Her experience has only provided one other child with similar injuries and similar hypothermic core temperature. That child, she said, was thrown from a vehicle in a winter crash and she landed far from the site of impact and lay in the snow for half an hour before paramedics arrived.

Polson was never prosecuted for the events of Oct. 30, 1999. Coroner's inquests are not fault-finding missions, they are fact-finding missions that may move the jury to recommend changes for agencies or individuals that could prevent similar deaths in future. This inquest is scheduled to continue today and Wednesday with the option, if necessary, to carry on until Friday.
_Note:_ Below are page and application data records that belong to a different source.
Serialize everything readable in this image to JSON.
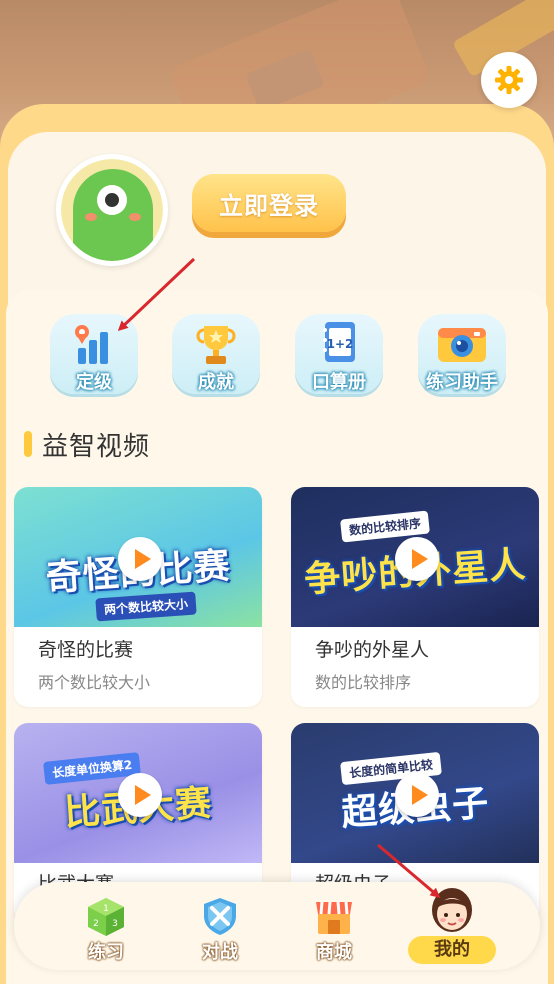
{
  "header": {
    "settings_icon": "gear-icon"
  },
  "profile": {
    "avatar_icon": "green-monster-avatar",
    "login_label": "立即登录"
  },
  "quick_actions": [
    {
      "label": "定级",
      "icon": "bar-chart-pin-icon"
    },
    {
      "label": "成就",
      "icon": "trophy-icon"
    },
    {
      "label": "口算册",
      "icon": "notebook-icon"
    },
    {
      "label": "练习助手",
      "icon": "camera-icon"
    }
  ],
  "section": {
    "title": "益智视频"
  },
  "videos": [
    {
      "title": "奇怪的比赛",
      "subtitle": "两个数比较大小",
      "thumb_title": "奇怪的比赛",
      "thumb_tag": "两个数比较大小"
    },
    {
      "title": "争吵的外星人",
      "subtitle": "数的比较排序",
      "thumb_title": "争吵的外星人",
      "thumb_tag": "数的比较排序"
    },
    {
      "title": "比武大赛",
      "subtitle": "",
      "thumb_title": "比武大赛",
      "thumb_tag": "长度单位换算2"
    },
    {
      "title": "超级虫子",
      "subtitle": "",
      "thumb_title": "超级虫子",
      "thumb_tag": "长度的简单比较"
    }
  ],
  "bottom_nav": [
    {
      "label": "练习",
      "icon": "dice-icon",
      "active": false
    },
    {
      "label": "对战",
      "icon": "shield-swords-icon",
      "active": false
    },
    {
      "label": "商城",
      "icon": "shop-icon",
      "active": false
    },
    {
      "label": "我的",
      "icon": "girl-avatar-icon",
      "active": true
    }
  ],
  "colors": {
    "accent": "#ffc24a",
    "annotation": "#d9272e",
    "panel": "#fdf6e8"
  }
}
wow - never prosecuted and went on to have two more children after the first three were taken away as a result of this suspicious death.


Sadly that is what happens to a lot of people with child welfare involvement- they go on having kids in some sort of attempt to replace the ones that were taken away or to "stick it to the system."  Nevermind children should not be put on this earth in already unhealthy families or to be used as pawns, but that is a different rant.

I am not sure if I believe Rory purposely did something to Amanda, but that an accident of some sort happened which he somehow caused and it was going to look really bad, so his story is off.

I dont think he meant to cause that kind of harm, but he testifies to having consumed a fair amount of alcohol and I'm wondering if discipline just went too far... either way, that man should be charged and should NEVER be alone with a child.

What you have to question is the severity and force of the injuries which were compared to being thrown from a car. I hope the kids who wound up in foster care have had better lives since. Quite a trauma to lose a sibling and then have the family broken up.


[0] Message Index

[#] Next page

Go to full version